Norway taxes motor fuels twice, with a road use tax and a CO2 emissions tax. Combined with strikes in the energy sector that have curbed output, the price of gas at a local pump has soared to $10.12 per gallon.
Though Turkey sits on the Suez Canal and neighbours many oil rich countries, the price of a gallon of average gas clocks in at $9.41 in Turkish pumps, because of a 60 percent share of taxes.
Like Turkey, Israel is surrounded by oil-rich neighbours, but drills very little itself. Gas prices are controlled by the government, so about half of the $9.28 per gallon goes to taxes.
There are few gas stations in Hong Kong, but the ones available charge up to 76 percent more per gallon than mainland China, where the government caps the cost of fuel. A gallon at the pumps will cost around $8.61 on the island.
Expensive labour costs make the Dutch petrol prices the dearest in Europe, at $8.26 per gallon; though the 57 percent tax add-ons don’t help.
8 February 2007
HSBC warns of subprime mortgage losses
2 April 2007
New Century goes bus
14 September 2007
Wholesale markets have dried up
17 March 2008
Rescue of Bear Stearns
7 September 2008
Rescue of Fannie Mae
15 September 2008
Lehman Brothers file for bankruptcy
3 October 2008
US congress approves $700bn bailout
14 February 2009
$787bn stimulus approved by congress
The effects of the current financial crisis are global and irrefutable. With the collapse of Lehman Brothers, the domino effect of irresponsible public monetary policies, huge levels of unsustainable debt, and a deregulated financial sector, has escalated to the point where no corner of the globe has been left untouched.
Syria and Egypt launch an attack on Israel on Yom Kippur and set off a twenty day war;
US President Carter creates Department of Energy, which develops the US strategic petroleum reserve
The Organisation of Petroleum Exporting Countries (OPEC) used their oil reserves as a weapon with the Arab Oil Embargo against those who supported Israel. By January 1974, world oil prices were four times higher than they were at the start of the crisis, especially in the US, and the shock led to a huge drop in the stock market with NYSE losing $97bn in just six weeks. The embargo lasted five months, and the effects are still seen today.
1923 – 1924
The trouble began when Germany missed a repatriation payment, worth about one third of the German deficit in this period.

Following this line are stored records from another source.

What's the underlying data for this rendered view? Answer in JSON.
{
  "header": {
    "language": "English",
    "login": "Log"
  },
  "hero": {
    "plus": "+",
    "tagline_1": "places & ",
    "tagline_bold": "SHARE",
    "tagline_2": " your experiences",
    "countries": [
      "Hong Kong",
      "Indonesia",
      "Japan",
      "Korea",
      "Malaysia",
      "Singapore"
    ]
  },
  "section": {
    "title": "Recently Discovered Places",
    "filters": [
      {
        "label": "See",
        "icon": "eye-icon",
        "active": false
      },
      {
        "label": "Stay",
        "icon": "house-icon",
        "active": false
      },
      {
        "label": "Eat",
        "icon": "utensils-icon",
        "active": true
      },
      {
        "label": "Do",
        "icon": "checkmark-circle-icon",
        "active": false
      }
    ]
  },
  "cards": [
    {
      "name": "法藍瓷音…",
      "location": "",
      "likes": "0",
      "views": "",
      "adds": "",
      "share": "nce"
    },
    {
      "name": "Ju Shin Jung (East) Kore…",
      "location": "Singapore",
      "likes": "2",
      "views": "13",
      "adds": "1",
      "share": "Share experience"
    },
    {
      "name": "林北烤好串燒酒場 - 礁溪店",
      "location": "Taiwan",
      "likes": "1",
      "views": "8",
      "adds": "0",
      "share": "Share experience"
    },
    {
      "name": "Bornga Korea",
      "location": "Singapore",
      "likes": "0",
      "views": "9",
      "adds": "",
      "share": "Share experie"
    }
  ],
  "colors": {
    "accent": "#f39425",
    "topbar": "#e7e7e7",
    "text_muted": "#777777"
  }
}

Inflation was already high but by 1923 it was raging. Prices doubled within hours, and by late 1923, it cost 200bn marks to buy a single loaf of bread. People burned money as it was cheaper than buying firewood. Germany eventually regained control of its economy when it introduced the Rentenmark into circulation in 1923, and then the Reichmark in 1924.
The Great Crash
Recovery and Recession
After the decadence of the Roaring Twenties, the 1930s saw the biggest economic slump of all time. The stock market crashed on 29 October 1929, and optimism and decadent living tumbled along with the figures. The GDP fell from $103.6bn in 1929, to $66bn in 1934 and the subsequent years of recovery were the most dramatic in US history.
Otto Heinze and his brother Augustus Heinze bought shares of United Copper.
The stock market was already cautious over the tight money supply, but the US was thrown into a depression after the stock market fell nearly 50 percent from its peak in 1906. The Heinze brothers thought they could influence market shares but ended up bankrupting lenders that provided the financing to buy the stock. A chain reaction left nine institutions bankrupt. By February 1908, the panic was over and the government created the Federal Reserve system, to prevent banks from exercising too much control over the economy.